[Entries from a dataset of interfaces]
———
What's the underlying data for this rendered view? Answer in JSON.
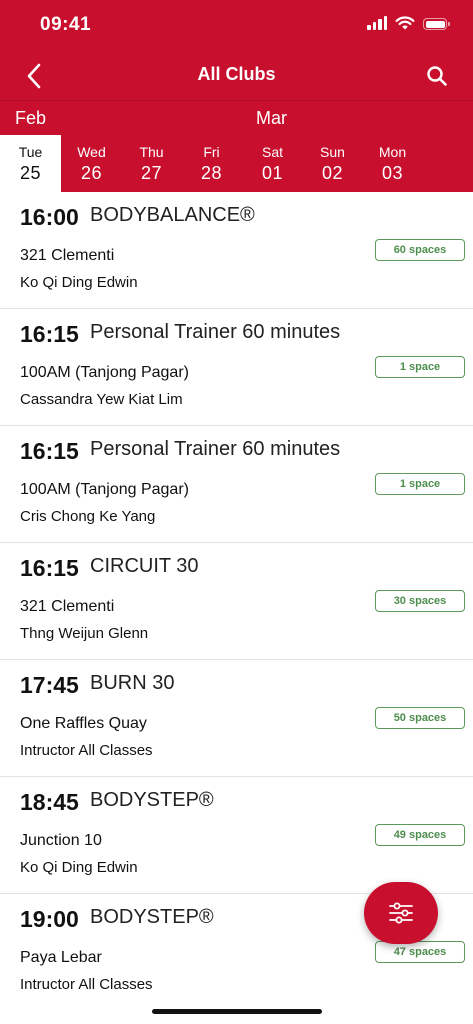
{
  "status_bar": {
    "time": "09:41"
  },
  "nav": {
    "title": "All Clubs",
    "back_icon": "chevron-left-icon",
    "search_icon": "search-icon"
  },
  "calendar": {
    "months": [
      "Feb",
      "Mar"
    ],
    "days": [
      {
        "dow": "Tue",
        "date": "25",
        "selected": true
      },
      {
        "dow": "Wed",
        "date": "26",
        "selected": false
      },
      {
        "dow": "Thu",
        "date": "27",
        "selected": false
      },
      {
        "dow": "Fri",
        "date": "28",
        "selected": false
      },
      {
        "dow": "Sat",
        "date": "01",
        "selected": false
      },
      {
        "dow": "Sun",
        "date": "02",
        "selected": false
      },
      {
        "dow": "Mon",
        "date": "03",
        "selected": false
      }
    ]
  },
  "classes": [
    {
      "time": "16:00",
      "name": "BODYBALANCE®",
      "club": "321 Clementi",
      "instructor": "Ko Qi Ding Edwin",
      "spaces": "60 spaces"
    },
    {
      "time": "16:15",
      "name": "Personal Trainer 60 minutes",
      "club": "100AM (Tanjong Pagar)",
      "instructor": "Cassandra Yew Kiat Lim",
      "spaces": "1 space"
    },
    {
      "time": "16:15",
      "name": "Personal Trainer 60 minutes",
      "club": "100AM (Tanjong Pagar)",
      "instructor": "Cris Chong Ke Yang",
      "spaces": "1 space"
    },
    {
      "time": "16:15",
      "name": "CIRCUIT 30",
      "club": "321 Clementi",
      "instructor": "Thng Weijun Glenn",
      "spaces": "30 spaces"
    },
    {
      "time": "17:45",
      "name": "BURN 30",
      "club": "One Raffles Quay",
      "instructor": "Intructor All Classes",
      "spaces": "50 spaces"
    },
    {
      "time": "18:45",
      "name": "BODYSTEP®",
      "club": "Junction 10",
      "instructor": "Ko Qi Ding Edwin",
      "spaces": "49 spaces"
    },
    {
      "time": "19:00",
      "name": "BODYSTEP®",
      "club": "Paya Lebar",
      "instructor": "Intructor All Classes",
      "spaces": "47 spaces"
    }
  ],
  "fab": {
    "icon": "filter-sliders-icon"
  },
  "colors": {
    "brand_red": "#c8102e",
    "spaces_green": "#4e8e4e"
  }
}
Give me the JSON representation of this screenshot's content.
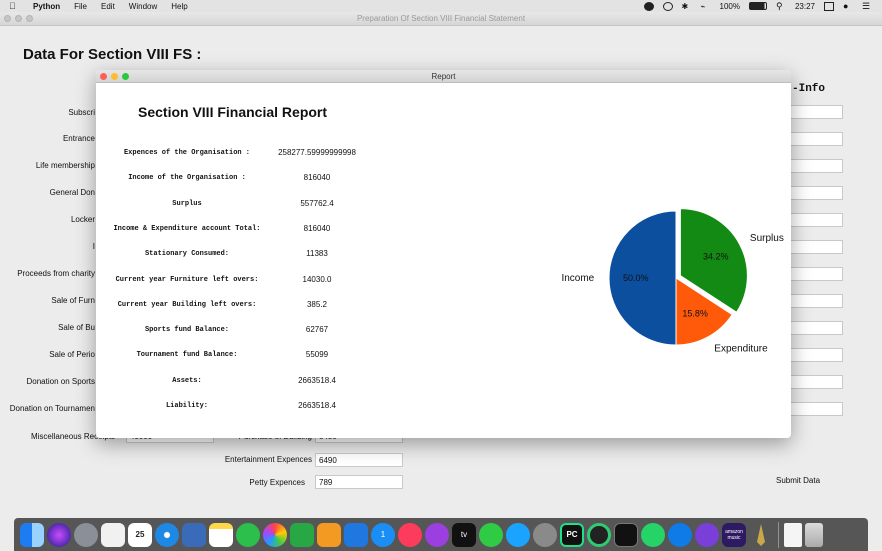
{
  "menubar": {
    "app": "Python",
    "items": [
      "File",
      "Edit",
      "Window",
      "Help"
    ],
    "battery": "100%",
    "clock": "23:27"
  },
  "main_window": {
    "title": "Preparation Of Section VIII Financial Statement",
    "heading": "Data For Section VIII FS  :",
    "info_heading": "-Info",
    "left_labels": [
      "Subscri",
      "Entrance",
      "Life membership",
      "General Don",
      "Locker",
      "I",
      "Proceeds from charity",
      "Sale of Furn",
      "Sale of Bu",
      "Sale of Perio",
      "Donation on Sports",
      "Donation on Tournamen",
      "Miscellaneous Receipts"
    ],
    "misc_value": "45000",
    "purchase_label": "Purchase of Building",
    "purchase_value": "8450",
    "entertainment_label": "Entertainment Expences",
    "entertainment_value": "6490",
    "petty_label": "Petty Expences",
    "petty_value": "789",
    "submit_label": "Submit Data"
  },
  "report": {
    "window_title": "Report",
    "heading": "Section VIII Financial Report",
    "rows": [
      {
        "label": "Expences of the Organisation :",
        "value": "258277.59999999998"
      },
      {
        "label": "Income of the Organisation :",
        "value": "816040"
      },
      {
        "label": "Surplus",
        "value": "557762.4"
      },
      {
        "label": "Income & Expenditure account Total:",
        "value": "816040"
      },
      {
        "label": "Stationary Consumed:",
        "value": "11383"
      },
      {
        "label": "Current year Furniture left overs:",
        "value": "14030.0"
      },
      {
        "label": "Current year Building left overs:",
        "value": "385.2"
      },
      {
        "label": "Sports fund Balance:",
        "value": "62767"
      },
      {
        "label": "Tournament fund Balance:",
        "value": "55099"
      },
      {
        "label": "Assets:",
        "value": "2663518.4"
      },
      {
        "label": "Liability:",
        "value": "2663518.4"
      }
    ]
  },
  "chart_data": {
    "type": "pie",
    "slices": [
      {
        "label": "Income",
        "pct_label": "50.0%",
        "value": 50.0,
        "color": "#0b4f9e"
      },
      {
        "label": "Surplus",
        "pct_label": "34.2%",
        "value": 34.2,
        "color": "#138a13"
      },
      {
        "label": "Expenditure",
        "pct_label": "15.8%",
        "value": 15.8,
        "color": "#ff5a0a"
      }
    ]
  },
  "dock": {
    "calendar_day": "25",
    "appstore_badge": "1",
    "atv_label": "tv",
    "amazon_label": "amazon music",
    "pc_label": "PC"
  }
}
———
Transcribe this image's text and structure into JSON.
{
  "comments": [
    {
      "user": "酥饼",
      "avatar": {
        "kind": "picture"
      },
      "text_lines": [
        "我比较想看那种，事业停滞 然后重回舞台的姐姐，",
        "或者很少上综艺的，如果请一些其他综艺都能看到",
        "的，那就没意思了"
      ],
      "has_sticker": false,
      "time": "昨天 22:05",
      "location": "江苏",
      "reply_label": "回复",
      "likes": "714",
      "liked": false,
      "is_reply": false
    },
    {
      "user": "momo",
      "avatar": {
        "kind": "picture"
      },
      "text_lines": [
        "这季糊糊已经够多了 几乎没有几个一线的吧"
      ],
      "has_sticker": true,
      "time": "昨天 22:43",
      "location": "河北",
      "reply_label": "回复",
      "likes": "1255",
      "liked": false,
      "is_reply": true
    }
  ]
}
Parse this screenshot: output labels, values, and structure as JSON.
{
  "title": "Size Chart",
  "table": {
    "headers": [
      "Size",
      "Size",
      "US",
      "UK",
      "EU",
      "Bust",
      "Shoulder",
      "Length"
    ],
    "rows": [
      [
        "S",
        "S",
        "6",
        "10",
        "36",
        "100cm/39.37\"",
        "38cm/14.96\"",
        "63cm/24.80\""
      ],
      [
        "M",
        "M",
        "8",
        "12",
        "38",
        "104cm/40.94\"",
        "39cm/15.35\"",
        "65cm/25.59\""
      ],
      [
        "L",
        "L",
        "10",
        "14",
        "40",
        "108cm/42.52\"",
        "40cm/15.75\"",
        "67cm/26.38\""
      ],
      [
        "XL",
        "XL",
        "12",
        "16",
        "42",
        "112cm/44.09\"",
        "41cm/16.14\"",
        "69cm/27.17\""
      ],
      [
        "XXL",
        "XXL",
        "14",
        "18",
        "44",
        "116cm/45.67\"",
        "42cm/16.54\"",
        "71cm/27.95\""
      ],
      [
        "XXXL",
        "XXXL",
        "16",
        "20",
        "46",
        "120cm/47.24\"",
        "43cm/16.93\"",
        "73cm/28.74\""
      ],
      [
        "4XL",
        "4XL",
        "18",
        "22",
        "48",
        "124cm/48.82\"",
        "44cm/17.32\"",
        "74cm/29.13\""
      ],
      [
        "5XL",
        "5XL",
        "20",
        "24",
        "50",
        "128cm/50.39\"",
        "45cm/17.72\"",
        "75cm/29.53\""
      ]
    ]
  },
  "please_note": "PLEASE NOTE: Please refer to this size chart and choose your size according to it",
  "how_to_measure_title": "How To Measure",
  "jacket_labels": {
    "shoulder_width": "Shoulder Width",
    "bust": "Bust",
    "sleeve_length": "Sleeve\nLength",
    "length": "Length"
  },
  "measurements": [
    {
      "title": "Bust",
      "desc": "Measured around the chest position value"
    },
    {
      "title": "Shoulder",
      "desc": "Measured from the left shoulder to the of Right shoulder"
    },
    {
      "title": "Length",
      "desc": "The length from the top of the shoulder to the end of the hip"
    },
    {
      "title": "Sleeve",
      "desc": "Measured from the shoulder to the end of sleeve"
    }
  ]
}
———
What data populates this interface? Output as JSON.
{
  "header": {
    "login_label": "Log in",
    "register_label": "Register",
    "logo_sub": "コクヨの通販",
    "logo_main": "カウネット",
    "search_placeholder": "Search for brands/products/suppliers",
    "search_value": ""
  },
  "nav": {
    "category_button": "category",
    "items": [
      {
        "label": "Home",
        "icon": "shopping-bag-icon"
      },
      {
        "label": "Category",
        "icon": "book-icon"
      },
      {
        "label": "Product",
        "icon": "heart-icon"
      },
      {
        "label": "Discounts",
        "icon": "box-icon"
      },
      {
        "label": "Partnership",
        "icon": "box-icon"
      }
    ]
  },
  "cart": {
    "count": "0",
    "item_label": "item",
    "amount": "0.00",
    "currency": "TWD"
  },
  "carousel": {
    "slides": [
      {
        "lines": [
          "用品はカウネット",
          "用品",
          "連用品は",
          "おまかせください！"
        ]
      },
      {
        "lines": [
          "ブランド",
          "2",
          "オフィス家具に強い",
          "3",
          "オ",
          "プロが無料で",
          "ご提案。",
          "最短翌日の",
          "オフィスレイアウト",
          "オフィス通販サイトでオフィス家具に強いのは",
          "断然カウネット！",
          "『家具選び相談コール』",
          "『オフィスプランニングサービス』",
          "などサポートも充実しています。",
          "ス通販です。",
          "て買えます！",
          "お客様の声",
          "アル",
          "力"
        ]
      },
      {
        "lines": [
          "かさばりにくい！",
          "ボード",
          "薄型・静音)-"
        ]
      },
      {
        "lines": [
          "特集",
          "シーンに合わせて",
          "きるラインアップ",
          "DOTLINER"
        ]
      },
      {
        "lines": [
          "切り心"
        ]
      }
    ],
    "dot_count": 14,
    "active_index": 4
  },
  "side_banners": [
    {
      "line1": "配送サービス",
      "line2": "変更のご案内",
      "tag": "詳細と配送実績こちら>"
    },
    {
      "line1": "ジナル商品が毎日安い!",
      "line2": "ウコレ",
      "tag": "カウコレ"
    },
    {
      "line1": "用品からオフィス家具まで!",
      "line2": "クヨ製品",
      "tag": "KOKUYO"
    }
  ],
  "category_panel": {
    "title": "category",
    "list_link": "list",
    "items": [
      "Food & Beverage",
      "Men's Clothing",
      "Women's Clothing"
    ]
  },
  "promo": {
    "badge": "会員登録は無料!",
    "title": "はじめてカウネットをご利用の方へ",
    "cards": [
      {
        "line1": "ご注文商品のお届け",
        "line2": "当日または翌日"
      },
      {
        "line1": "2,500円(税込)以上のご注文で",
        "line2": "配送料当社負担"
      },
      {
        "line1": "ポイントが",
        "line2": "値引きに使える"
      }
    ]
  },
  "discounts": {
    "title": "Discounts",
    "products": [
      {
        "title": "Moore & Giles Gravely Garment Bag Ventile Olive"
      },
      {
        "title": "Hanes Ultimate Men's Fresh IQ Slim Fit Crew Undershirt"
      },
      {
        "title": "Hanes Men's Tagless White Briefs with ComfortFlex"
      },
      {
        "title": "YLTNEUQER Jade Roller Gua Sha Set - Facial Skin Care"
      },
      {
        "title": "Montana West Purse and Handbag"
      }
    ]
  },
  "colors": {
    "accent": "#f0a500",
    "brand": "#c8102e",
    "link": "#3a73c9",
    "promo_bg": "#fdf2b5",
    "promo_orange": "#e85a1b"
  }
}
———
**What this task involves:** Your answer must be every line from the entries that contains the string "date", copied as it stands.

**Written answer:**
        "date": "25",
        "date": "26",
        "date": "27",
        "date": "28",
        "date": "01",
        "date": "02",
        "date": "03",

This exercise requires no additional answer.